Once visitors get their bearings on this continuous carousel, the landscape somehow becomes recognizable. And there are plenty of visitors who have viewed it while Grenier worked.
The Secretary of State’s office added the Old Louisiana Governor’s Mansion, at 502 North Blvd., to its Museum Division in November 2021 and has since opened it to visitors free of charge.
“I am incredibly excited that the Old Governor’s Mansion is now under the care of the Department of State,” Secretary of State Kyle Ardoin said. “This beautiful piece of our state’s social and political history joins the eight other museums currently under my care as Secretary of State.”
The building previously had been operated by Preserve Louisiana, formerly the Foundation for Historical Louisiana.
The mansion also served as home to the Louisiana Art & Science Museum from 1964 to 1978.
“Lots of visitors remember when the planetarium was here,” said Sondra Mott, event coordinator for the Secretary of State and the mansion’s manager. “We still have a switch for it on the breaker box.”
And before the planetarium opened the universe for a 14-year flow of museum visitors and school years from behind the mansion, the building was home to nine governors, beginning with Huey Long.
Louisiana’s governors previously lived in an old house known as the Knox Mansion, which stood on the same spot. Long enlisted the aid of prison inmates to tear it down, which led to the Louisiana legislature’s unsuccessful attempt to impeach the governor in 1930.
“I consider it my role as its caretaker to be an incredible privilege and responsibility,” Ardoin said. “The mansion is our very own White House and is one of the most iconic remnants and reminders of Huey Long’s legacy as governor of Louisiana.”
Cost of construction was almost $150,000 with an added $22,000 for the finest damask and velvet drapes, crystal chandeliers and other high-end pieces.
That included the wallpaper, which Grenier said, involved a woodblock printing process.
“According to documentation from the Old Governor’s Mansion files, 1,674 woodblocks were needed to produce it,” Grenier said. “The woodblock method requires a separate wood carving for each color present. Each wood block was lowered through a pulley system on the color pad, then lifted and lowered onto the paper to receive the design.”
The paper is printed with tempera paint, and the colors are not water resistant.
“The sky, that blends from a light to a dark blue would have been applied by hand before the scenes were printed,” Grenier said.
Grenier used Caran d’Ache color pencils in the restoration, but she emphasizes that they weren’t used for touch-ups.

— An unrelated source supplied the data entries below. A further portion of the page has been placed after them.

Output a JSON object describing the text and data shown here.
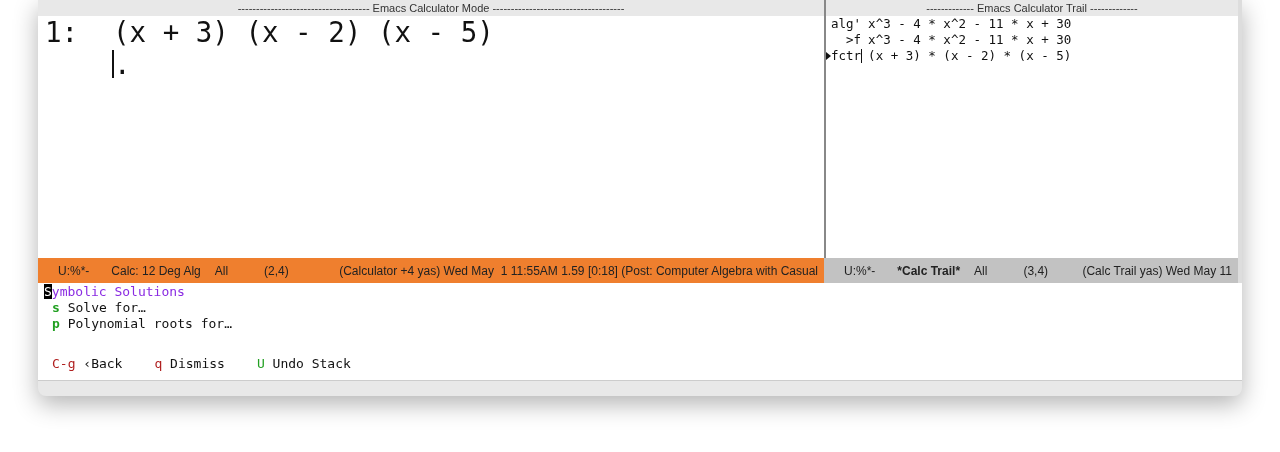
{
  "calc_window": {
    "header": "------------------------------------ Emacs Calculator Mode ------------------------------------",
    "stack": [
      {
        "index": "1:",
        "expr": "(x + 3) (x - 2) (x - 5)"
      }
    ],
    "stack_end": ".",
    "mode_line": {
      "active": true,
      "segments": [
        {
          "text": "U:%*-",
          "bold": false
        },
        {
          "text": "Calc: 12 Deg Alg",
          "bold": false
        },
        {
          "text": "All",
          "bold": false
        },
        {
          "text": "(2,4)",
          "bold": false
        },
        {
          "text": "(Calculator +4 yas) Wed May  1 11:55AM 1.59 [0:18] (Post: Computer Algebra with Casual",
          "bold": false
        }
      ]
    }
  },
  "trail_window": {
    "header": "------------- Emacs Calculator Trail -------------",
    "lines": [
      {
        "tag": "alg'",
        "expr": "x^3 - 4 * x^2 - 11 * x + 30",
        "current": false
      },
      {
        "tag": "  >f",
        "expr": "x^3 - 4 * x^2 - 11 * x + 30",
        "current": false
      },
      {
        "tag": "fctr",
        "expr": "(x + 3) * (x - 2) * (x - 5)",
        "current": true
      }
    ],
    "mode_line": {
      "active": false,
      "segments": [
        {
          "text": "U:%*-",
          "bold": false
        },
        {
          "text": "*Calc Trail*",
          "bold": true
        },
        {
          "text": "All",
          "bold": false
        },
        {
          "text": "(3,4)",
          "bold": false
        },
        {
          "text": "(Calc Trail yas) Wed May 11",
          "bold": false
        }
      ]
    }
  },
  "menu": {
    "title": "Symbolic Solutions",
    "items": [
      {
        "key": "s",
        "label": "Solve for…",
        "color": "#22a022"
      },
      {
        "key": "p",
        "label": "Polynomial roots for…",
        "color": "#22a022"
      }
    ],
    "footer": [
      {
        "key": "C-g",
        "label": "‹Back",
        "color": "#b02020"
      },
      {
        "key": "q",
        "label": "Dismiss",
        "color": "#b02020"
      },
      {
        "key": "U",
        "label": "Undo Stack",
        "color": "#22a022"
      }
    ]
  }
}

“I used them to keep the wallpaper intact,” she said. “This is basically tempera paint on paper, and that’s about the most delicate thing that there is to deal with in restoration. As long as nothing happens to it, it’s going to be fine, but by its very nature, tempera paint on paper is a lot more delicate than say, faux finishes, which are directly on the plaster.”

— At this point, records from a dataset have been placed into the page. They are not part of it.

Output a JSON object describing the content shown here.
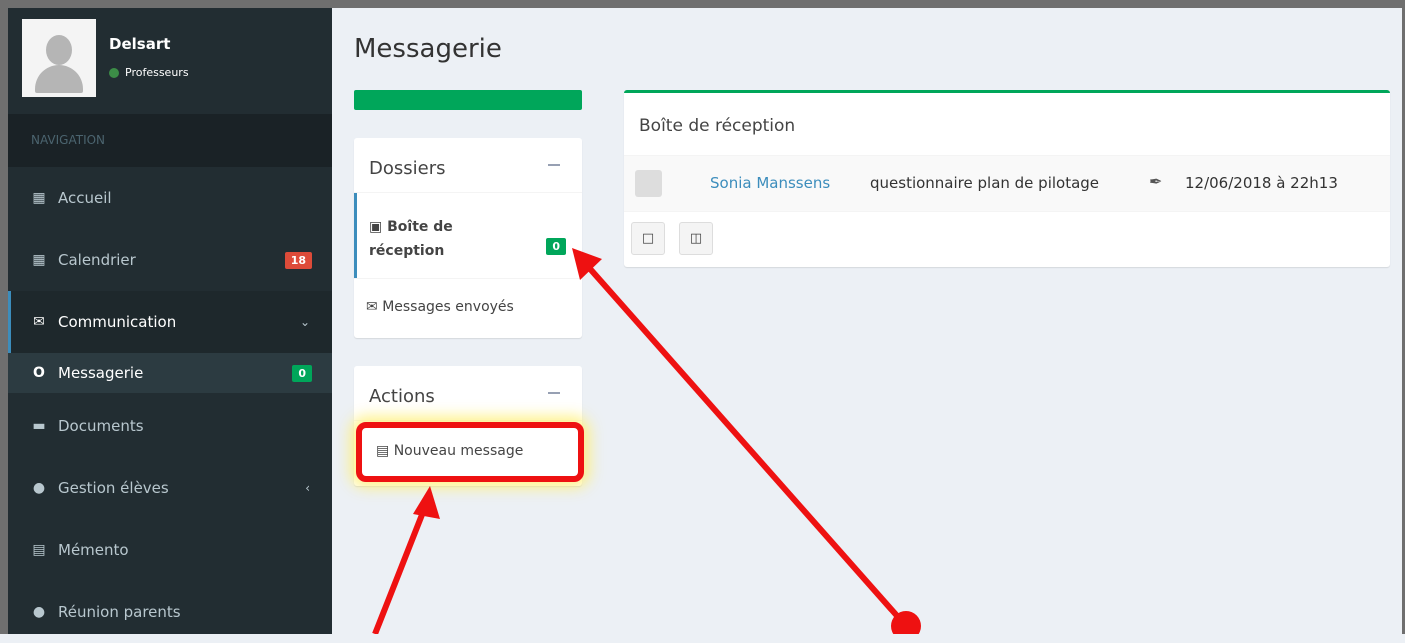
{
  "user": {
    "name": "Delsart",
    "role": "Professeurs"
  },
  "nav": {
    "header": "NAVIGATION",
    "items": [
      {
        "label": "Accueil",
        "icon": "grid-icon"
      },
      {
        "label": "Calendrier",
        "icon": "calendar-icon",
        "badge": "18"
      },
      {
        "label": "Communication",
        "icon": "envelope-icon"
      },
      {
        "label": "Messagerie",
        "icon": "circle-icon",
        "badge": "0"
      },
      {
        "label": "Documents",
        "icon": "folder-icon"
      },
      {
        "label": "Gestion élèves",
        "icon": "user-icon"
      },
      {
        "label": "Mémento",
        "icon": "copy-icon"
      },
      {
        "label": "Réunion parents",
        "icon": "users-icon"
      }
    ]
  },
  "page": {
    "title": "Messagerie"
  },
  "folders": {
    "title": "Dossiers",
    "inbox_line1": "Boîte de",
    "inbox_line2": "réception",
    "inbox_badge": "0",
    "sent": "Messages envoyés"
  },
  "actions": {
    "title": "Actions",
    "new_message": "Nouveau message"
  },
  "inbox": {
    "title": "Boîte de réception",
    "messages": [
      {
        "from": "Sonia Manssens",
        "subject": "questionnaire plan de pilotage",
        "date": "12/06/2018 à 22h13"
      }
    ]
  },
  "colors": {
    "sidebar": "#222d32",
    "accent_green": "#00a65a",
    "badge_red": "#dd4b39",
    "link_blue": "#3c8dbc",
    "annotation_red": "#ee1111"
  }
}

And since tempera paint wallpaper isn’t water resistant, water-based solutions can’t be used in its restoration when it suffers dings and scratches.

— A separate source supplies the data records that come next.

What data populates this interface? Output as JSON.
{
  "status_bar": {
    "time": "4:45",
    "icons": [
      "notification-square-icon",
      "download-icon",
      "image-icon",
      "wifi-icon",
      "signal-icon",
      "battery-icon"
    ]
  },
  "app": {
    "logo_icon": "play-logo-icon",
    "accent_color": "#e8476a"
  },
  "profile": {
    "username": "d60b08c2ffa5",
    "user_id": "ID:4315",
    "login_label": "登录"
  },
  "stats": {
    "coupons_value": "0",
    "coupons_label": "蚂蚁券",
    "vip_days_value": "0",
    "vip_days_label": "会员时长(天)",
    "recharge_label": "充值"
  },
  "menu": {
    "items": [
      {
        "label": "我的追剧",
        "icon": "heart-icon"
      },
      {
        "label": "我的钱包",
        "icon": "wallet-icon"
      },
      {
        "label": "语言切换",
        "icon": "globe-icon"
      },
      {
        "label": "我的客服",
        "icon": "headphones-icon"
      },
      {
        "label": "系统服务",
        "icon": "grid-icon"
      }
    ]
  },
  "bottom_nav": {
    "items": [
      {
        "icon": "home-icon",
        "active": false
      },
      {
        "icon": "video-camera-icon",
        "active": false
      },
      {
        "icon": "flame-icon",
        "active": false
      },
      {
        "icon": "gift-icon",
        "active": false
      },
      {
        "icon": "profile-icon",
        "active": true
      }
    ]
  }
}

Grenier looks around the room now. The paper has been reattached in the places where it had separated from the wall, cracking has been smoothed over and dings have disappeared.
And though the paper now looks as it appeared when it was first installed, the wallpaper’s story isn’t perfect.
“The paper was also not correctly aligned on some of the seams when it was first applied in 1930,” Grenier said. “It was designed in a continuous flow, and it does great in a circular room. It’s in a circular room in the White House, but here, it’s interrupted by the window.”
But it works, and now Grenier takes a moment to take in Jean-Julien Deltil’s world.
“It really is a beautiful piece of fine art,” she said. “After years of looking at it, I’m so happy that I finally had a chance to restore it.”